HC Deb 18 November 1968 vol 773 cc874-5
6. Mr. Arthur Lewis

asked the Secretary of State for Foreign and Common wealth Affairs why it is not the practice to publish figures for attendance of all- party Parliamentary delegations to inter national conferences such as Western European Union and the Council of Europe; and whether he will change this practice and make the information avail able to Members of Parliament on request.

Mr. Whitlock

The procedures of both the Western European Union and Council of Europe Assemblies provide for representation by either delegates or their alternates. There is, therefore, no special significance in the attendance of individual delegates, and I see no reason to change the present position.

7. Mr. Arthur Lewis

asked the Secretary of State for Foreign and Common wealth Affairs what were the actual rates of travelling, hotel and subsistence allowances paid at the approved rates claimed for and paid to delegates attending the Western European Union Assembly on Tuesday, 15th October. 1968; and if he will give an assurance that no claims were made or paid to delegates who were not in attendance.

Mr. Whitlock

Delegates travelled either tourist class by air or first-class by sea and rail. Hotel expenses were at the rate of £6 15s. 0d. for each night in Paris, with subsistence of £4 2s. 8d. for each 24 hours of their stay.

As my hon. Friend knows, expenses on this basis are paid to delegates and substitutes attending the Assembly as a whole and not according to attendance or non-attendance at specific debates.—[Vol. 770, c. 353–54.]

Mr. Lewis

Is my hon. Friend aware that it was widely reported in the Press that, on the occasion of an important vote connected with the Common Market, it was alleged that none of the delegates were present and no quorum could be formed to take the vote, so that it had to be postponed to another day? If one cannot find the information about who should or should not be there—the Department will not give it and neither will the Library—how can one check whether they were there or not to draw their fees?

Mr. Whitlock

As has been often said in the House, we are not responsible for Press reports. My hon. Friend has already been told once in the House that on the occasion to which he refers the British delegation had full representation.

Mr. Peel

The Minister has referred to the rates payable to our delegates. Will he bear in mind that more and more, particularly since devaluation, the rates compare unfavourably with those paid to all other delegations to both the Council of Europe and W.E.U., and will he look into it again?

Mr. Whitlock

That is not my impression. The subsistence allowances paid to members of the British delegation are reasonable, and, while being no higher than many others, they are at an average level compared with those paid to delegations from other countries.

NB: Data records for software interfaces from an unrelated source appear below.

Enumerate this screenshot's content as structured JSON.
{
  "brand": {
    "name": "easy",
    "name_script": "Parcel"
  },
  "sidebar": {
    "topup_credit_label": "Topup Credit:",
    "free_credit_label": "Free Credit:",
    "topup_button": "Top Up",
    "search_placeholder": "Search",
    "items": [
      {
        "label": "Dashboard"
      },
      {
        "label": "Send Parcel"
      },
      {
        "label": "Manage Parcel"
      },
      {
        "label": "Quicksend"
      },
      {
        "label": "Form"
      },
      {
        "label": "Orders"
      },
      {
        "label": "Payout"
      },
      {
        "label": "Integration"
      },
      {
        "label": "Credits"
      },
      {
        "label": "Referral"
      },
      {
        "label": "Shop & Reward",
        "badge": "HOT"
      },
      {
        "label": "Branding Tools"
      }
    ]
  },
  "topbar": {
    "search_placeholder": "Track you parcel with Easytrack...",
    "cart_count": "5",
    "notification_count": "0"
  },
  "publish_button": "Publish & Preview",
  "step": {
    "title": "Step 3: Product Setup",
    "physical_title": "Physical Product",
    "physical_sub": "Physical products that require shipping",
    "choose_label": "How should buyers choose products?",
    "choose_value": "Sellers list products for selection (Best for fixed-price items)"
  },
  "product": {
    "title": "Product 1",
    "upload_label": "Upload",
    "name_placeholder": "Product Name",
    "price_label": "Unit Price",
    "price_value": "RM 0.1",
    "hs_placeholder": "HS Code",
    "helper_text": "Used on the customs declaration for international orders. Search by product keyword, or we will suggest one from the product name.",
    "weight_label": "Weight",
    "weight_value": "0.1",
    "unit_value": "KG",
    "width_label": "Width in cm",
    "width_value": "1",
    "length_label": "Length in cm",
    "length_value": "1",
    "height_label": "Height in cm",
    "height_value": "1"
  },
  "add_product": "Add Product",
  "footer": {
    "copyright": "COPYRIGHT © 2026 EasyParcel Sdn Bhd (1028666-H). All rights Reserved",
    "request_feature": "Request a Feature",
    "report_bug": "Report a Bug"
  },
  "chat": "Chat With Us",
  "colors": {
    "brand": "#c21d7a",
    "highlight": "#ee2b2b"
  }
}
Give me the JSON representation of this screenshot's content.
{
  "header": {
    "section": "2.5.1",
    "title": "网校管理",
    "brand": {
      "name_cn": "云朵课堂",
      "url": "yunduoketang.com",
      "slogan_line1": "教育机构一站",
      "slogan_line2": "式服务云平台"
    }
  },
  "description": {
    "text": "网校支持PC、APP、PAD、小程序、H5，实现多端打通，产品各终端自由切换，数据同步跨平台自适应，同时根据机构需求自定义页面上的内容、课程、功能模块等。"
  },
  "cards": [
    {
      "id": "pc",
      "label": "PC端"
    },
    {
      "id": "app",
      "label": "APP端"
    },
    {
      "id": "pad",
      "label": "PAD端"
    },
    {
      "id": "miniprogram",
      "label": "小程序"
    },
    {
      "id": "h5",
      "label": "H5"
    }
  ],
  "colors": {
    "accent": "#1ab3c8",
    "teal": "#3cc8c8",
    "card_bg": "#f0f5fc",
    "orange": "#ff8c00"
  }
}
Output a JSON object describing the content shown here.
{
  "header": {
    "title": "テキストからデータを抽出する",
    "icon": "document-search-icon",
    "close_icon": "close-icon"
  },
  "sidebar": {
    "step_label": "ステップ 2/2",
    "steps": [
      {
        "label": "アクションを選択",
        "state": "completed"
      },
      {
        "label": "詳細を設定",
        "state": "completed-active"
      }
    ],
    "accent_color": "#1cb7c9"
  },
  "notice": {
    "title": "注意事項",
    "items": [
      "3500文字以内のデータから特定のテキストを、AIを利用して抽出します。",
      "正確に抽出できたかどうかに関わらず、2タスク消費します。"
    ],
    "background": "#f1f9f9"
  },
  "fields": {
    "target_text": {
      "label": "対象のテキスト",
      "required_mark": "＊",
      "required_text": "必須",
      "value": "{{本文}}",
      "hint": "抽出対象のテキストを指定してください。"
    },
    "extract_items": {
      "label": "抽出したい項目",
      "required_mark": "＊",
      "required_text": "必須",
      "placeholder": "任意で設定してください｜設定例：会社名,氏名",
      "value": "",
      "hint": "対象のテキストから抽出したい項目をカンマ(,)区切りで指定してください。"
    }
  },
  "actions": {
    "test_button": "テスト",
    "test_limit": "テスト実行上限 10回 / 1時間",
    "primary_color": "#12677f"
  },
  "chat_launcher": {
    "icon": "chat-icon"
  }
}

Mr. Shinwell

But is it not true that all delegates from the House sent to this Assembly have been sent because they are specially selected as being in favour of British entry into the Common Market? Is not that what it is all about? Is not that the significance if it? Are we now to understand that we are converting these amateur pro-Common marketeers into professionals?

Why not answer the question? Do not run away. What is my hon. Friend afraid of?